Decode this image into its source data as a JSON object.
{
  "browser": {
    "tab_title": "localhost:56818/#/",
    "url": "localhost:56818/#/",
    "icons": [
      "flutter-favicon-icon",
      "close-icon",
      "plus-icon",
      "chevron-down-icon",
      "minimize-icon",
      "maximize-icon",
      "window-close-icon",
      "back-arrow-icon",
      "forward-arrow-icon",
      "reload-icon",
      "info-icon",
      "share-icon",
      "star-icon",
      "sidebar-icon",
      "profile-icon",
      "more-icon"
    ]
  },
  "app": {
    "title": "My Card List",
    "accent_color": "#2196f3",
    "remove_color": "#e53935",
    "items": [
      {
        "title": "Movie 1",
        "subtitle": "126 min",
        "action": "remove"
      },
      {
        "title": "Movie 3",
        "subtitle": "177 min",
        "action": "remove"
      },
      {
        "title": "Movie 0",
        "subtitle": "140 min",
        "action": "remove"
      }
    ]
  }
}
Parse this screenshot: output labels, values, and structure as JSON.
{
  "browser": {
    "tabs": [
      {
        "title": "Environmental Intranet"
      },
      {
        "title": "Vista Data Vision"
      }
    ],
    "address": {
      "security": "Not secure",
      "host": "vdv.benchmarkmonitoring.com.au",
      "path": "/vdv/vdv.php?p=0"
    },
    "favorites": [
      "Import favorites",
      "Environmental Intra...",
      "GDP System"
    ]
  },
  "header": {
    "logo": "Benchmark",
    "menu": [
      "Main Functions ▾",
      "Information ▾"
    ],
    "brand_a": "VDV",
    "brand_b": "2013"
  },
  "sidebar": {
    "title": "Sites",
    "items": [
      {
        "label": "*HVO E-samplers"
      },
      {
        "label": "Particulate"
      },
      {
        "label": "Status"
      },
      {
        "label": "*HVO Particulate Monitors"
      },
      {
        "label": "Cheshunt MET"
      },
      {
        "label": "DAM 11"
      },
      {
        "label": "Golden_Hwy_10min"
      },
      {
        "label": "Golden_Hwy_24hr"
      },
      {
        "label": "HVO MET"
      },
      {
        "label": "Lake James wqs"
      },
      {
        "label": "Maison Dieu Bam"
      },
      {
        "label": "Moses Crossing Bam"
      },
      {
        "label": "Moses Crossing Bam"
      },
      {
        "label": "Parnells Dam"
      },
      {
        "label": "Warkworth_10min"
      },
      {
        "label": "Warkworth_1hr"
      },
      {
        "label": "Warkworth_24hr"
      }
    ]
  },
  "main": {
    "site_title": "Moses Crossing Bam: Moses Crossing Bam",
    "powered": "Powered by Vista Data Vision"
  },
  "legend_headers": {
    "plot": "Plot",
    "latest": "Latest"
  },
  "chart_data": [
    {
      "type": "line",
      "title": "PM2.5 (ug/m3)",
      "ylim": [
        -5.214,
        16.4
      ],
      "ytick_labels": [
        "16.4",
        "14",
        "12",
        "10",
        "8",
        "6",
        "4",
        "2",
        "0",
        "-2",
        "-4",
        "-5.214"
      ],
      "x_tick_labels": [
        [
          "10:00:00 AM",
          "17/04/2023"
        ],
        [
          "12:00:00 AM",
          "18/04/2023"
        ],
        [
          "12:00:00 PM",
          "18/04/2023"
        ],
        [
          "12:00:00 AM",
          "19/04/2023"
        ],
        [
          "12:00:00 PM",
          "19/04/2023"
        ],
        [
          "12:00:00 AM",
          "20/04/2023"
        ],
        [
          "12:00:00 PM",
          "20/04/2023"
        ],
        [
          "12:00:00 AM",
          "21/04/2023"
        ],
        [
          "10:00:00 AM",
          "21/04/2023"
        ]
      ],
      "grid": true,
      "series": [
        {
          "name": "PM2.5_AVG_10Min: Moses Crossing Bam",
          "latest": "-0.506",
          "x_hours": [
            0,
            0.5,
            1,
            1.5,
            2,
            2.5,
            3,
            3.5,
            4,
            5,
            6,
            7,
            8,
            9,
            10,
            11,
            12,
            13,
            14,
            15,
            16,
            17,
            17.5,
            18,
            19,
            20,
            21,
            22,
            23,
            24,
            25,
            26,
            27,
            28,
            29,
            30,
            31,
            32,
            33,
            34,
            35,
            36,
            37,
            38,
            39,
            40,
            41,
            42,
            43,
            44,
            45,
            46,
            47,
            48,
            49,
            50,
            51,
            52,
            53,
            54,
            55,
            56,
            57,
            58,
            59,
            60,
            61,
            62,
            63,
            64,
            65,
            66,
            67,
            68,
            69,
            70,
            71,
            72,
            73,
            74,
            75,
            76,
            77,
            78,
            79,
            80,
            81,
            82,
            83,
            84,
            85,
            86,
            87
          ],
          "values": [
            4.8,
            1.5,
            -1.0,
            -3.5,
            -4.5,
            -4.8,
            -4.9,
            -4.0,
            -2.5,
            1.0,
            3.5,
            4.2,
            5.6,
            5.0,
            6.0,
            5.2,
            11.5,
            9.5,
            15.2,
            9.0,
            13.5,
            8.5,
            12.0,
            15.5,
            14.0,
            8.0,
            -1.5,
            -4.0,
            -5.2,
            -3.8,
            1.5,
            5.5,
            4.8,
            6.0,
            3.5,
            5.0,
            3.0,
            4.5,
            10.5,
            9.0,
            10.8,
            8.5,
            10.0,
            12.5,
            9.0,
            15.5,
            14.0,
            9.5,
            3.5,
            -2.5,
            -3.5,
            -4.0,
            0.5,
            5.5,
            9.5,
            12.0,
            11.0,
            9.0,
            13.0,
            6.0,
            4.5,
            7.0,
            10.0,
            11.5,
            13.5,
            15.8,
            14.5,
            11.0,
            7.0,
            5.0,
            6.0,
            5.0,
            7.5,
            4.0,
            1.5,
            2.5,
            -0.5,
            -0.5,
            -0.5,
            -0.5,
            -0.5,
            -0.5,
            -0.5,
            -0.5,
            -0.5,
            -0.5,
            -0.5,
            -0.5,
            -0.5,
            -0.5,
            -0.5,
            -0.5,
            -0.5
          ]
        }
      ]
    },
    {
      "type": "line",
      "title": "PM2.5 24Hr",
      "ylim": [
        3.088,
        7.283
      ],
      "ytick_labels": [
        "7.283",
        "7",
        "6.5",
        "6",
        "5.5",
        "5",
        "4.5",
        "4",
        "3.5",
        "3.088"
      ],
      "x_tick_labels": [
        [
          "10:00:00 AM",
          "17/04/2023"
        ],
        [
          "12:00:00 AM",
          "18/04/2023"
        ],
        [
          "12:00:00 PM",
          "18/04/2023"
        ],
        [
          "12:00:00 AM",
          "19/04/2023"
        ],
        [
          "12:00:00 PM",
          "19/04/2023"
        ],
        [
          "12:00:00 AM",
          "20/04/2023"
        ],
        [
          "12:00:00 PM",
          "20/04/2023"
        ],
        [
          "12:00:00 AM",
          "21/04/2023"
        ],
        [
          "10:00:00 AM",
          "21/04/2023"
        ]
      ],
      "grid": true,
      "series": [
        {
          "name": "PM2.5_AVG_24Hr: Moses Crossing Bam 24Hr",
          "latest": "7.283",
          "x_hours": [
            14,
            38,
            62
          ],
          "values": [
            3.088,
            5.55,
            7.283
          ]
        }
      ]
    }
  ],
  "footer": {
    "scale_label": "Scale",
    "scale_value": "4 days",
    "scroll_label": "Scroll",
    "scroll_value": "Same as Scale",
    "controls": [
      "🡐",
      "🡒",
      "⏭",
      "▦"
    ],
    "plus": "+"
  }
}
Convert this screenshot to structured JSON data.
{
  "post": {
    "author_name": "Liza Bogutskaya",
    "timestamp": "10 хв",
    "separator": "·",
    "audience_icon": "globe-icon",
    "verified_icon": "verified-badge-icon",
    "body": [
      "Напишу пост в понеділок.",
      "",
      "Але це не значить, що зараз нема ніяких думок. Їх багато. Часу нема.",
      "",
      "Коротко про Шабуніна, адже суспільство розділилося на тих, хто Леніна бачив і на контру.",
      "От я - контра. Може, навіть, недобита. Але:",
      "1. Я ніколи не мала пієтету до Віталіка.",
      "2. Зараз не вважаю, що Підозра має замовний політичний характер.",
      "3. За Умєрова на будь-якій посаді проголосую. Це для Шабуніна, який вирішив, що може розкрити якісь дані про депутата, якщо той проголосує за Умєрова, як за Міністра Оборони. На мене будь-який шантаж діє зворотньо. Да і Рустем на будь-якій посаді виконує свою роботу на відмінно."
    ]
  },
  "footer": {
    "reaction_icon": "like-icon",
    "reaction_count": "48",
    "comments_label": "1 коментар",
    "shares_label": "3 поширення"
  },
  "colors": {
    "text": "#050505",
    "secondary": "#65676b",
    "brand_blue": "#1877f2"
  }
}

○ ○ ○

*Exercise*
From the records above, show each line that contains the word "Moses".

*Task solution*
        "label": "Moses Crossing Bam"
        "label": "Moses Crossing Bam"
    "site_title": "Moses Crossing Bam: Moses Crossing Bam",
          "name": "PM2.5_AVG_10Min: Moses Crossing Bam",
          "name": "PM2.5_AVG_24Hr: Moses Crossing Bam 24Hr",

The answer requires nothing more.